To be, or not to be, it matters not.
To Shakespeare, the world is a stage, and the relationship between the play and the actor is akin to that between Life and man. He introduces a play within a play in Hamlet, so that the theatre audience may recognize the similarity. As a character, Hamlet is almost paralyzed, like a bad actor who is incapable of enacting the art of the playwright; as a playwright, he is capable of producing the desired effect in his audience, indirectly through the enactment of a better actor.
Strange to say, any respect I might have had for Hamlet turned into contempt in one instant, when he challenged Laertes to a duel over the corpse of Ophelia. His egotistic pride was cut to the quick because his “love” was “outfaced” by Laertes’ brotherly devotion. Ironically, the murder of his own father which was supposed to move him to action didn’t, but when he finally acted as “Hamlet the Dane”, it became manifest that he never was and wasn’t to be either.
Like many other Shakespearean characters, Hamlet is a rotten actor, for he plays very badly the part he is given in Life. This commonality he shares with the audience endears him to them.
I have of late — but wherefore I know not — lost all my mirth, forgone all custom of exercises; and indeed it goes so heavily with my disposition that this goodly frame, the earth, seems to me a sterile promontory, this most excellent canopy, the air, look you, this brave o’erhanging firmament, this majestical roof fretted with golden fire, why, it appears no other thing to me than a foul and pestilent congregation of vapours. What a piece of work is a man! how noble in reason! how infinite in faculty! in form and moving how express and admirable! in action how like an angel! in apprehension how like a god! the beauty of the world! the paragon of animals! And yet, to me, what is this quintessence of dust?

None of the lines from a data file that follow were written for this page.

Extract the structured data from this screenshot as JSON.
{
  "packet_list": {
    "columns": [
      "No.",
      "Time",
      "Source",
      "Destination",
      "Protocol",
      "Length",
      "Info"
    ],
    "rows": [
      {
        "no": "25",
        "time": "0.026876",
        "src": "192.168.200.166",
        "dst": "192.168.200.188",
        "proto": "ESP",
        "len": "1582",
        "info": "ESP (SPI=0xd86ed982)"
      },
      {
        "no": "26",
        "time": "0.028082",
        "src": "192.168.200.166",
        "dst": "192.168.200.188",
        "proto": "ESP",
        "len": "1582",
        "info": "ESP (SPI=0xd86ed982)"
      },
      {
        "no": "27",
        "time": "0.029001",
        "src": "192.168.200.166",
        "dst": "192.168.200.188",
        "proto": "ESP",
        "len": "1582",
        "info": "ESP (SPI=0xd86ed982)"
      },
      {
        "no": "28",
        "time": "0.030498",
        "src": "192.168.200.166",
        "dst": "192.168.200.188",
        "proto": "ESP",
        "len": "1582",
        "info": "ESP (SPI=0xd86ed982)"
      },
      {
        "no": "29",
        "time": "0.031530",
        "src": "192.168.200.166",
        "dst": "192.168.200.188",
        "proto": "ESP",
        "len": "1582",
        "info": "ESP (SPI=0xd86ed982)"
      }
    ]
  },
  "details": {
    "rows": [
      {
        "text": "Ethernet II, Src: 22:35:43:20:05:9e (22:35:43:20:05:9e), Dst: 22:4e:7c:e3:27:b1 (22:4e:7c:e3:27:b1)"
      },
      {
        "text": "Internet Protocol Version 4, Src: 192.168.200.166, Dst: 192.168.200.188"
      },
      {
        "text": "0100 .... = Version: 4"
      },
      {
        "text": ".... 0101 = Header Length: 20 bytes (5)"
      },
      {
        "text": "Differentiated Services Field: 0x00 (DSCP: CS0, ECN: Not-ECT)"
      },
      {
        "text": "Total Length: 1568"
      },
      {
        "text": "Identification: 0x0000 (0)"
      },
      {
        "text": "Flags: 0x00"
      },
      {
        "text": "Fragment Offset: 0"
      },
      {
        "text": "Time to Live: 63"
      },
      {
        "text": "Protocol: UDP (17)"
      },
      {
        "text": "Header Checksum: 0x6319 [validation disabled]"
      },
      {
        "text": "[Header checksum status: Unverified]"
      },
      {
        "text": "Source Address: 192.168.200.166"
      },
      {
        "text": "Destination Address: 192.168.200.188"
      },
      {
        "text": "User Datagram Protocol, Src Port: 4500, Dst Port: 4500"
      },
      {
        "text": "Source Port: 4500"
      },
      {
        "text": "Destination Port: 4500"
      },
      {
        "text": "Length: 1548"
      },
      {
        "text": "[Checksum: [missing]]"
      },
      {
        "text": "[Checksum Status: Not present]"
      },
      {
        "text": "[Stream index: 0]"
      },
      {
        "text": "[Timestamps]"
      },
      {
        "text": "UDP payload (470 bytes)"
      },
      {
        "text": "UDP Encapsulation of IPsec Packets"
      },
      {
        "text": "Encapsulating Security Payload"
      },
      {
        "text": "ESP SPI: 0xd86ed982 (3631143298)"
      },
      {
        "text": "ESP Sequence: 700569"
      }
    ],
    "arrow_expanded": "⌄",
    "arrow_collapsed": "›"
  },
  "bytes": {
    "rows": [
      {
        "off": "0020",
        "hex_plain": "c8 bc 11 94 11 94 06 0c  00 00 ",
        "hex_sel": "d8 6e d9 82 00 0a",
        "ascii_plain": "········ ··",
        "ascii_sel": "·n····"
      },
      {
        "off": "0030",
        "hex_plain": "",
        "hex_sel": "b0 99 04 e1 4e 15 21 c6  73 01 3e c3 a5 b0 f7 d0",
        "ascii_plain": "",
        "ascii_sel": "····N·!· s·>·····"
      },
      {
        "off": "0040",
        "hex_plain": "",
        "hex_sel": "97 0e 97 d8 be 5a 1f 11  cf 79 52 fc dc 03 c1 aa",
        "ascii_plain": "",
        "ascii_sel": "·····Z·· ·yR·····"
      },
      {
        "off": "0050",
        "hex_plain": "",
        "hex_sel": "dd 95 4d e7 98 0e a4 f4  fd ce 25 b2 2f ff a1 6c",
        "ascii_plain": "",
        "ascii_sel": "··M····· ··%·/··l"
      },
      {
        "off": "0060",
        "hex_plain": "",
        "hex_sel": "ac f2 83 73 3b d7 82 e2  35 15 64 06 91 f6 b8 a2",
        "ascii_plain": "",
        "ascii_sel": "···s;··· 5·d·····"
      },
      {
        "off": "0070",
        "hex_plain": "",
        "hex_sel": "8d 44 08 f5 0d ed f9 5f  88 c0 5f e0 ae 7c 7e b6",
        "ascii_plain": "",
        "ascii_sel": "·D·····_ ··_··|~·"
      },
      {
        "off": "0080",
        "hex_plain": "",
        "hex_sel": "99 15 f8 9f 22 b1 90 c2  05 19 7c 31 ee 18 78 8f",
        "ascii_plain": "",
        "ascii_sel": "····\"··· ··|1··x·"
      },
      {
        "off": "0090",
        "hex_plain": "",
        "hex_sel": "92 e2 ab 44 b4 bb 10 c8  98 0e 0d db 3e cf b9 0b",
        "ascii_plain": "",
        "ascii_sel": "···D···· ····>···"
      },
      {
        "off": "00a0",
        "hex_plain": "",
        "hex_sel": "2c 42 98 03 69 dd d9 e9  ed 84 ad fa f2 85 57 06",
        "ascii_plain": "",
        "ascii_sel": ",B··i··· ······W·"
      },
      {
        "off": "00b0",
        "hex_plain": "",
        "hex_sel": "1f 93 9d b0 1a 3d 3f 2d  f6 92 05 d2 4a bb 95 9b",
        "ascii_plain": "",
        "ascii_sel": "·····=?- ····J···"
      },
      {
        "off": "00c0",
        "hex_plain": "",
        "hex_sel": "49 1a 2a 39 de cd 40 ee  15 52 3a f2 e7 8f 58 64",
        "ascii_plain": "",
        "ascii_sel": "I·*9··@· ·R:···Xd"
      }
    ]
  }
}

Act II Scene II
To be, or not to be, that is the question:
Whether ’tis nobler in the mind to suffer
The slings and arrows of outrageous fortune,
Or to take arms against a sea of troubles,
And by opposing, end them. To die, to sleep—
No more, and by a sleep to say we end
The heart-ache and the thousand natural shocks
That flesh is heir to; ’tis a consummation
Devoutly to be wish’d. To die, to sleep—
To sleep, perchance to dream—ay, there’s the rub,
For in that sleep of death what dreams may come,
When we have shuffled off this mortal coil,
Must give us pause;
Act III Scene I